--- Aim of the task ---
Copy out every line of the data where the word "that" is found.

--- Available data ---
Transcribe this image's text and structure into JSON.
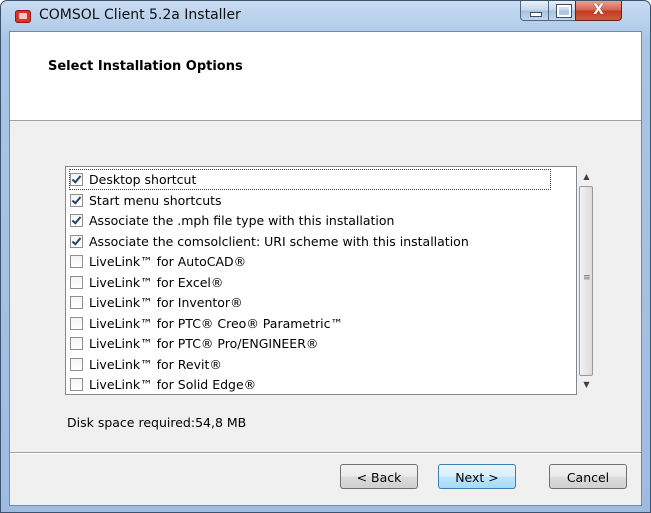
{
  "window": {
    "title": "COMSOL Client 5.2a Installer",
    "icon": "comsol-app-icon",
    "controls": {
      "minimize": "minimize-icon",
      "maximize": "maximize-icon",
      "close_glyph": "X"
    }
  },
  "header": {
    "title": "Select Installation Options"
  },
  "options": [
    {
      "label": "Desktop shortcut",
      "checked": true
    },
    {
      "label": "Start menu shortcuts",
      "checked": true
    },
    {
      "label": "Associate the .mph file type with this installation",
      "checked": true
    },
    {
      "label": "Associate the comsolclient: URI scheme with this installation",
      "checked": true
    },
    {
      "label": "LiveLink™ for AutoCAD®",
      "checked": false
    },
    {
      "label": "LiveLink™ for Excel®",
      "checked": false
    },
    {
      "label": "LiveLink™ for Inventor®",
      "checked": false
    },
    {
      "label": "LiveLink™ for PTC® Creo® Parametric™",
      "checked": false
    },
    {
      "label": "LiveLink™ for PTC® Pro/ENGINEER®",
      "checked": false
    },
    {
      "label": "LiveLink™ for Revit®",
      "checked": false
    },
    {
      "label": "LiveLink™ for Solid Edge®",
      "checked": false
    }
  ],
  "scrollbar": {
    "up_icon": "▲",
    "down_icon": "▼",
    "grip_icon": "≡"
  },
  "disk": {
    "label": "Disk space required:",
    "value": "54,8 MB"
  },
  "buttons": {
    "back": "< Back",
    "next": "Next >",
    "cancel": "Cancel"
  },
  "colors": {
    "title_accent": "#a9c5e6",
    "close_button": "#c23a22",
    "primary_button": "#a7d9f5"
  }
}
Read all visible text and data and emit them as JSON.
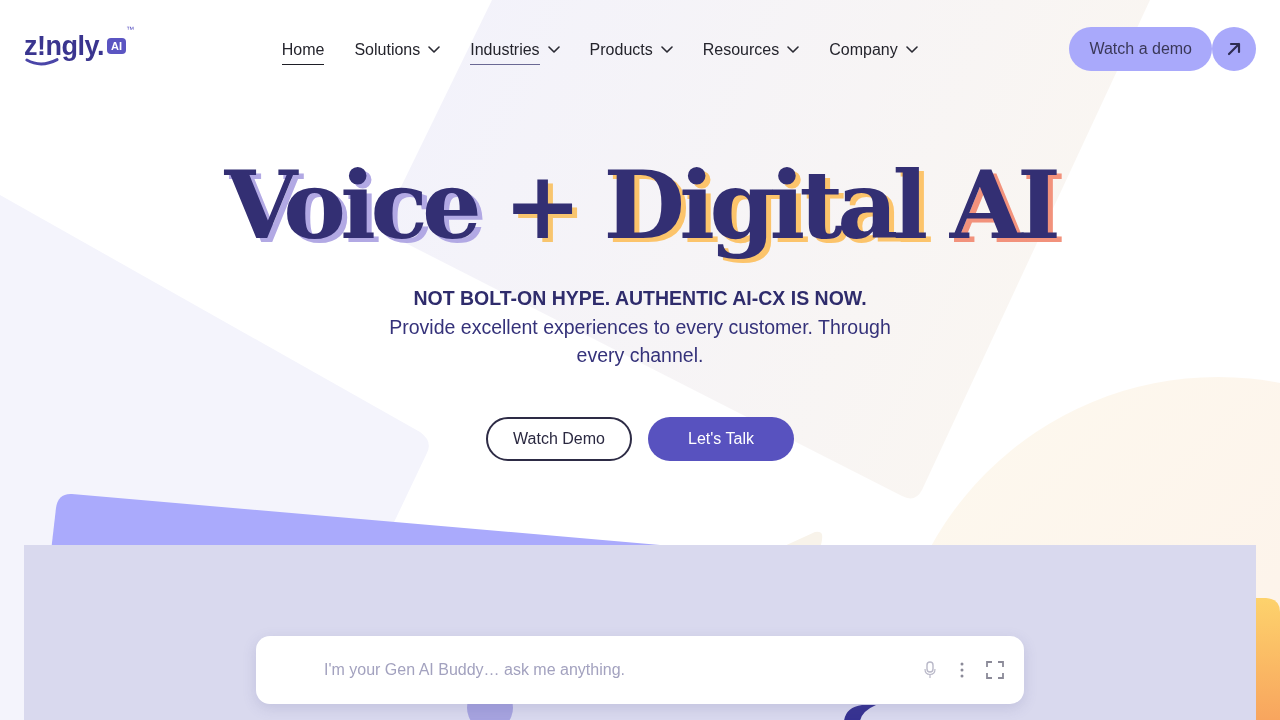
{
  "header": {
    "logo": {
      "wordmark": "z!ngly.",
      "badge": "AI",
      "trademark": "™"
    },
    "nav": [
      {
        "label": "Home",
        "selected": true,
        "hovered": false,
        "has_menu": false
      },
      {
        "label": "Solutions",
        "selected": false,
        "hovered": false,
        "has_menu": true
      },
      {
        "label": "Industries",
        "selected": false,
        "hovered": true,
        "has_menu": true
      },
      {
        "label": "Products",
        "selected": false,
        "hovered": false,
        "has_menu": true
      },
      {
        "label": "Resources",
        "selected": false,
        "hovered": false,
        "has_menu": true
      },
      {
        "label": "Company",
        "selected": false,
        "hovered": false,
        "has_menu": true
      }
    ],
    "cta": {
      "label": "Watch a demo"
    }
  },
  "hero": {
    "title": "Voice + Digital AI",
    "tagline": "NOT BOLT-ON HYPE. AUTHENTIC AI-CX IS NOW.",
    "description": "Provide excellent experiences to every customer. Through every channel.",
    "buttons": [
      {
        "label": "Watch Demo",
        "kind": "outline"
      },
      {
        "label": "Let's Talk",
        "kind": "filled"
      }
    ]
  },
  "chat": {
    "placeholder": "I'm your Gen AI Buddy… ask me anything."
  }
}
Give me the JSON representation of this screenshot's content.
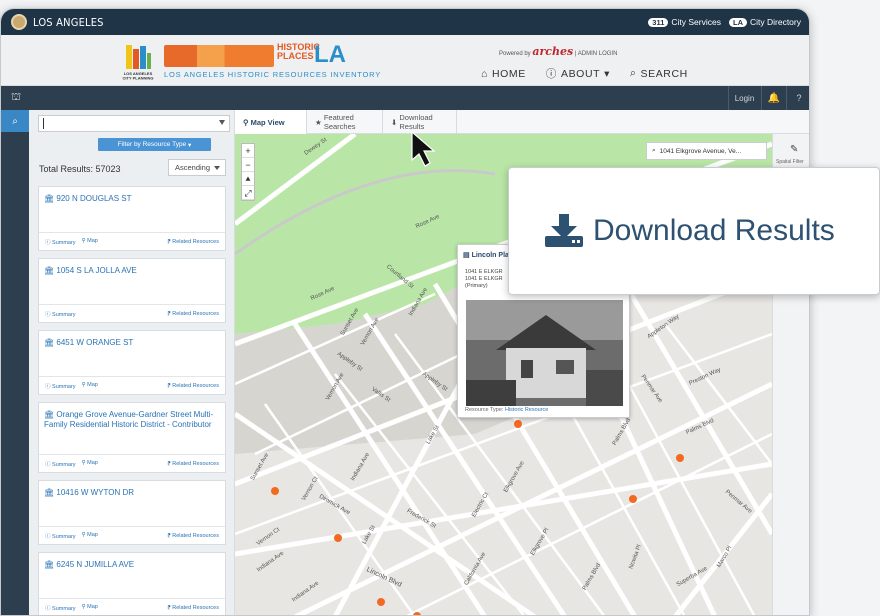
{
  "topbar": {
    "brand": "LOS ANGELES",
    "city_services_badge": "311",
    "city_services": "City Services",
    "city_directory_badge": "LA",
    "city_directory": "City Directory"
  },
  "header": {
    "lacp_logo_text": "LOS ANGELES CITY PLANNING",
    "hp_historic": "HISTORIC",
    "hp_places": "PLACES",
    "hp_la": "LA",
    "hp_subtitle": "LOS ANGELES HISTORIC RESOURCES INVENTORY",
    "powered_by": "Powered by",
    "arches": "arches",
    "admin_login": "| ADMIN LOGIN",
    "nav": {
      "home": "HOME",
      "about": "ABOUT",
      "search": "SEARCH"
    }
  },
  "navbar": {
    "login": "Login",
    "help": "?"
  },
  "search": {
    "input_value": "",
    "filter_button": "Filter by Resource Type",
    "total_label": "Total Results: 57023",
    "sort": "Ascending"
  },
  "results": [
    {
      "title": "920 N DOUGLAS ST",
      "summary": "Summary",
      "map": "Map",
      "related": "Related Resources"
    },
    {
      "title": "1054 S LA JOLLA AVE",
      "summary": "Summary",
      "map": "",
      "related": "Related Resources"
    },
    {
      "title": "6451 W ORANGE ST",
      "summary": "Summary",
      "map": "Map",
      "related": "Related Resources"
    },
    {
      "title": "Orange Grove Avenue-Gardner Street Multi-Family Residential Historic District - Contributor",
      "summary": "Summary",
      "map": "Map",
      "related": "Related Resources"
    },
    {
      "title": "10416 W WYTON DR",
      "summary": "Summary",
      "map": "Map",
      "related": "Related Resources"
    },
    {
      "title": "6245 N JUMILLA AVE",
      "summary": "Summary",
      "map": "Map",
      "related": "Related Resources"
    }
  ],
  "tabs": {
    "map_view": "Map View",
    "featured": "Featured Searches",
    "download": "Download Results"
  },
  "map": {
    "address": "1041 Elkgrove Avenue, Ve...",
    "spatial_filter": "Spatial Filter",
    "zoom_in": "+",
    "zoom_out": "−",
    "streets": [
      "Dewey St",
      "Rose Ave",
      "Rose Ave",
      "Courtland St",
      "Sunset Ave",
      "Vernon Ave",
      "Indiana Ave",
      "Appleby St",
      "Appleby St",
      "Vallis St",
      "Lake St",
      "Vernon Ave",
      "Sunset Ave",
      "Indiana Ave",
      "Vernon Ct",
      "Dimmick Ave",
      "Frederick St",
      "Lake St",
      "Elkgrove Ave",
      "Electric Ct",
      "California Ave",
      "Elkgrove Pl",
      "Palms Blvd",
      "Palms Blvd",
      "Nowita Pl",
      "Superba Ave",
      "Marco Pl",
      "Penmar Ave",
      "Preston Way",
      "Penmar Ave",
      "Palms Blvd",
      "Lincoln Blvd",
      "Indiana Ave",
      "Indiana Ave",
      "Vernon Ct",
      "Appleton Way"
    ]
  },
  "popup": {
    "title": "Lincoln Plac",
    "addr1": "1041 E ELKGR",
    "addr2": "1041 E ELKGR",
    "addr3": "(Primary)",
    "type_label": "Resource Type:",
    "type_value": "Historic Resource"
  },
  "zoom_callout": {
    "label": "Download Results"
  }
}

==

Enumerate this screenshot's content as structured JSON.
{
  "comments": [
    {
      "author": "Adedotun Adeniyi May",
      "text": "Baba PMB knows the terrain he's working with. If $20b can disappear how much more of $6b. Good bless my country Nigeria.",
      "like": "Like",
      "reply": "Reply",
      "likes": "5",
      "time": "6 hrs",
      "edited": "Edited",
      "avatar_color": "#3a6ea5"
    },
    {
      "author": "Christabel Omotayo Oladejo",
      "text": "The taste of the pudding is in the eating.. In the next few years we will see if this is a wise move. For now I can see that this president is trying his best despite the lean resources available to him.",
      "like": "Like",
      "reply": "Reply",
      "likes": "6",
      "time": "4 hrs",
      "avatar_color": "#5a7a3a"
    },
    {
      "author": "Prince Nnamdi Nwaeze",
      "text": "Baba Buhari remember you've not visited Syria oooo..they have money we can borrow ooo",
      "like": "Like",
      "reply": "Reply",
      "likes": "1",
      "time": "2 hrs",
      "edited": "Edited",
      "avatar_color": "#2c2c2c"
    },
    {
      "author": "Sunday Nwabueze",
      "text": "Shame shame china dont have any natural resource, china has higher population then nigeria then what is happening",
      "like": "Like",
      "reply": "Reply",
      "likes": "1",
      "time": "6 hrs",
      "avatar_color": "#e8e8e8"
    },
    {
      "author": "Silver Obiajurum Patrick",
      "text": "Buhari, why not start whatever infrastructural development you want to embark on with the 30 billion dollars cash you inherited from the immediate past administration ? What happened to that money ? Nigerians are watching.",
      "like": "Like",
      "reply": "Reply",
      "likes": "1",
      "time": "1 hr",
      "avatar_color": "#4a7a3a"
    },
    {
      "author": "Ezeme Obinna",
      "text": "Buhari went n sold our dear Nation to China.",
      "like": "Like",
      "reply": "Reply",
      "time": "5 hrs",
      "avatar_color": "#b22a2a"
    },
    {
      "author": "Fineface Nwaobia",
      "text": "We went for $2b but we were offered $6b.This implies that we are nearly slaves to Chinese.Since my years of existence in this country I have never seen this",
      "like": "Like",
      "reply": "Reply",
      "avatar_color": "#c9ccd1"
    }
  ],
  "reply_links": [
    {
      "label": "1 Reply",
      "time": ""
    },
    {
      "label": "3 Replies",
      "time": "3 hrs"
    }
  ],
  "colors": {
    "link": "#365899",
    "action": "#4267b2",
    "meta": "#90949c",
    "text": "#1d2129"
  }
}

--- Your response ---
      "text": "The taste of the pudding is in the eating.. In the next few years we will see if this is a wise move. For now I can see that this president is trying his best despite the lean resources available to him.",
      "text": "Buhari, why not start whatever infrastructural development you want to embark on with the 30 billion dollars cash you inherited from the immediate past administration ? What happened to that money ? Nigerians are watching.",
      "text": "We went for $2b but we were offered $6b.This implies that we are nearly slaves to Chinese.Since my years of existence in this country I have never seen this",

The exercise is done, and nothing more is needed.